  33. ^ Rakib Avi; Anika Noor (20 September 2015). "Hope Is The Word". The Daily Star. Archived from the original on 20 September 2015. Retrieved 21 September 2015.
  34. ^ Lipton, Michael (22 May 2009). "Seasonality and Ultrapoverty". IDS Bulletin. 17 (3): 4–8. doi:10.1111/j.1759-5436.1986.mp17003002.x.
  35. ^ Bangladesh Household Income and Expenditure Survey, 2010, Bureau of Statistics
  36. ^ "Expense Revenue 2015". Archived from the original on 1 May 2017. Retrieved 22 April 2017.
  37. ^ a b c d Ardt, Kalene; Hastings, Chas; Hopkins, Katie; Knebel, Robin; Loh, Jun; Woods, Rodney (2005). "Report on Primary Education in Bangladesh: Challenges and Successes" (PDF). Rethinking International Health. Stanford University School of Medicine. Archived from the original (PDF) on 18 July 2010. Retrieved 21 February 2012.
  38. ^ a b "Gender Differences". Education in Bangladesh, a Dawson College term paper. Archived from the original on 24 August 2011. Retrieved 21 February 2012.
  39. ^ "Brac University". Archived from the original on 1 November 2020. Retrieved 2 December 2020.
  40. ^ Rogers, Cate; O'Farrell, Sue-Ellen (October 2008). "Microfinance, gender and aid effectiveness" (PDF). AusAID Office of Development Effectiveness. Archived from the original (PDF) on 17 May 2011. Retrieved 21 February 2012.
  41. ^ Avon Global Center for Women and Justice at Cornell Law School, and the New York City Bar Association (2011). "Combating Acid Violence in Bangladesh, India, and Cambodia" (PDF). Cornell Law School.

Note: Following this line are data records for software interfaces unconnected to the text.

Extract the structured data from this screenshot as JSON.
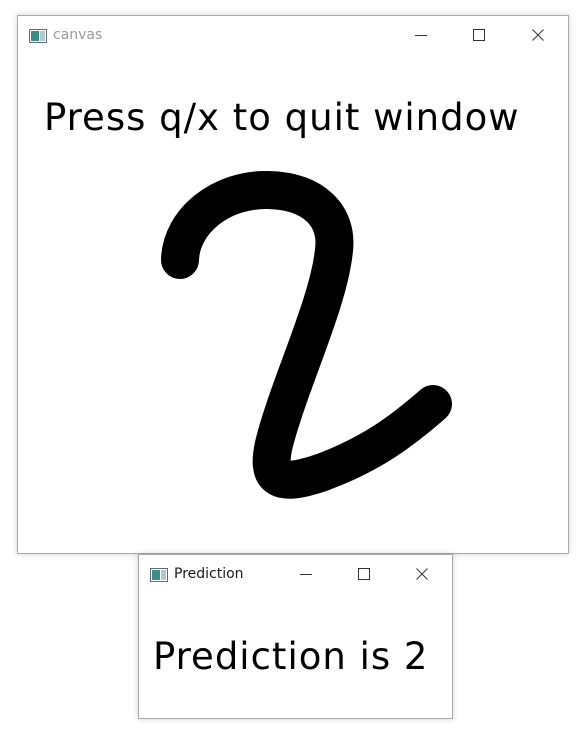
{
  "canvas_window": {
    "title": "canvas",
    "instruction_text": "Press q/x to quit window",
    "drawn_digit": "2"
  },
  "prediction_window": {
    "title": "Prediction",
    "result_text": "Prediction is 2"
  },
  "colors": {
    "title_inactive": "#9a9a9a",
    "title_active": "#1a1a1a",
    "window_border": "#a9a9a9",
    "ink": "#000000",
    "background": "#ffffff"
  },
  "icons": {
    "app": "app-window-icon",
    "minimize": "minimize-icon",
    "maximize": "maximize-icon",
    "close": "close-icon"
  }
}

Archived (PDF) from the original on 16 June 2014. Retrieved 12 February 2016.
  42. ^ Annual Report, 2007
  43. ^ "Nike Foundation and Buffetts join to invest $100 million in girls" (PDF) (Press release). Nike Foundation. 28 May 2008. Archived from the original (PDF) on 4 October 2011.
  44. ^ "Donors and Partners". Archived from the original on 8 December 2017. Retrieved 7 December 2017.
  45. ^ "BRAC". BRAC Official Website. 13 January 2016. Archived from the original on 3 May 2020. Retrieved 23 January 2020.
  46. ^ "BRAC ranked top global NGO of 2018". Archived from the original on 14 January 2019. Retrieved 4 June 2019.
  47. ^ "NGO Advisor". NGO Advisor. Archived from the original on 10 January 2017. Retrieved 10 January 2017.
  48. ^ "BRAC ranked number one NGO in the world". BRAC Official Website. Archived from the original on 10 January 2017. Retrieved 10 January 2017.

Further reading[edit]

External links[edit]